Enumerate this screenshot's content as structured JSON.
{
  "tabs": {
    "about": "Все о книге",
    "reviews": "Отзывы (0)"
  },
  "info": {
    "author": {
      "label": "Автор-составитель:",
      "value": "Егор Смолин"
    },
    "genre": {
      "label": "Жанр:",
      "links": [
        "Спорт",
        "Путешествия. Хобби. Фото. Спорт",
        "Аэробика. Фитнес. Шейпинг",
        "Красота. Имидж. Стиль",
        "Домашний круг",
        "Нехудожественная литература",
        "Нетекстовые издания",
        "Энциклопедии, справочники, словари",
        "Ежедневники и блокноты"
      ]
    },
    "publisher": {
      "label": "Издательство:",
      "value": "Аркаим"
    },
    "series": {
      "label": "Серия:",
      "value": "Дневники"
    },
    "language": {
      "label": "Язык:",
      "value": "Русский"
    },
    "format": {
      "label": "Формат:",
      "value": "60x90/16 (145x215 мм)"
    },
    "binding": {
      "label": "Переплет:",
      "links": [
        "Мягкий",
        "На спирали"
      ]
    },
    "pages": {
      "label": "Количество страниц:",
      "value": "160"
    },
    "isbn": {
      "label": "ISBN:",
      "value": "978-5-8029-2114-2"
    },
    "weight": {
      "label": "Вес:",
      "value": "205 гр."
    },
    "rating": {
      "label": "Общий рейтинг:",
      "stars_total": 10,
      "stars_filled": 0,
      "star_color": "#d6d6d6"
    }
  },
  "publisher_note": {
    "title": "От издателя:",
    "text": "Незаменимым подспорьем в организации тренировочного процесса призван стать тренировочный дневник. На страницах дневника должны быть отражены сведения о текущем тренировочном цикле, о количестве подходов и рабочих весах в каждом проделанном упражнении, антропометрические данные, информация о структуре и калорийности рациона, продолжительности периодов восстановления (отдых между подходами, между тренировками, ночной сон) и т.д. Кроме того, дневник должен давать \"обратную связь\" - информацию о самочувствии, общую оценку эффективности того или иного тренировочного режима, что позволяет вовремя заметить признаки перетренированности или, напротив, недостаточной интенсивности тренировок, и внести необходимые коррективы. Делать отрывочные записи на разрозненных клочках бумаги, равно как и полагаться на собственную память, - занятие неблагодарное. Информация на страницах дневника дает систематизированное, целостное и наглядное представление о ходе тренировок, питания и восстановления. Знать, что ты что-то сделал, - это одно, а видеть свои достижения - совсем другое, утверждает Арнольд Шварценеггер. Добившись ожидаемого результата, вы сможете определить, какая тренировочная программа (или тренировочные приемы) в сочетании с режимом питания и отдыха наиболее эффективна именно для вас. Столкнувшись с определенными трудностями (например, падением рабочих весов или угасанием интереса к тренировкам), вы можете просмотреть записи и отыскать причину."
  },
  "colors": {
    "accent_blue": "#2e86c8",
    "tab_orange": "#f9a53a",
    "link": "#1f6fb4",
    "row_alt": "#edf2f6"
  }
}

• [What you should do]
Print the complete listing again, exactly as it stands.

• [Task result]
Enumerate this screenshot's content as structured JSON.
{
  "tabs": {
    "about": "Все о книге",
    "reviews": "Отзывы (0)"
  },
  "info": {
    "author": {
      "label": "Автор-составитель:",
      "value": "Егор Смолин"
    },
    "genre": {
      "label": "Жанр:",
      "links": [
        "Спорт",
        "Путешествия. Хобби. Фото. Спорт",
        "Аэробика. Фитнес. Шейпинг",
        "Красота. Имидж. Стиль",
        "Домашний круг",
        "Нехудожественная литература",
        "Нетекстовые издания",
        "Энциклопедии, справочники, словари",
        "Ежедневники и блокноты"
      ]
    },
    "publisher": {
      "label": "Издательство:",
      "value": "Аркаим"
    },
    "series": {
      "label": "Серия:",
      "value": "Дневники"
    },
    "language": {
      "label": "Язык:",
      "value": "Русский"
    },
    "format": {
      "label": "Формат:",
      "value": "60x90/16 (145x215 мм)"
    },
    "binding": {
      "label": "Переплет:",
      "links": [
        "Мягкий",
        "На спирали"
      ]
    },
    "pages": {
      "label": "Количество страниц:",
      "value": "160"
    },
    "isbn": {
      "label": "ISBN:",
      "value": "978-5-8029-2114-2"
    },
    "weight": {
      "label": "Вес:",
      "value": "205 гр."
    },
    "rating": {
      "label": "Общий рейтинг:",
      "stars_total": 10,
      "stars_filled": 0,
      "star_color": "#d6d6d6"
    }
  },
  "publisher_note": {
    "title": "От издателя:",
    "text": "Незаменимым подспорьем в организации тренировочного процесса призван стать тренировочный дневник. На страницах дневника должны быть отражены сведения о текущем тренировочном цикле, о количестве подходов и рабочих весах в каждом проделанном упражнении, антропометрические данные, информация о структуре и калорийности рациона, продолжительности периодов восстановления (отдых между подходами, между тренировками, ночной сон) и т.д. Кроме того, дневник должен давать \"обратную связь\" - информацию о самочувствии, общую оценку эффективности того или иного тренировочного режима, что позволяет вовремя заметить признаки перетренированности или, напротив, недостаточной интенсивности тренировок, и внести необходимые коррективы. Делать отрывочные записи на разрозненных клочках бумаги, равно как и полагаться на собственную память, - занятие неблагодарное. Информация на страницах дневника дает систематизированное, целостное и наглядное представление о ходе тренировок, питания и восстановления. Знать, что ты что-то сделал, - это одно, а видеть свои достижения - совсем другое, утверждает Арнольд Шварценеггер. Добившись ожидаемого результата, вы сможете определить, какая тренировочная программа (или тренировочные приемы) в сочетании с режимом питания и отдыха наиболее эффективна именно для вас. Столкнувшись с определенными трудностями (например, падением рабочих весов или угасанием интереса к тренировкам), вы можете просмотреть записи и отыскать причину."
  },
  "colors": {
    "accent_blue": "#2e86c8",
    "tab_orange": "#f9a53a",
    "link": "#1f6fb4",
    "row_alt": "#edf2f6"
  }
}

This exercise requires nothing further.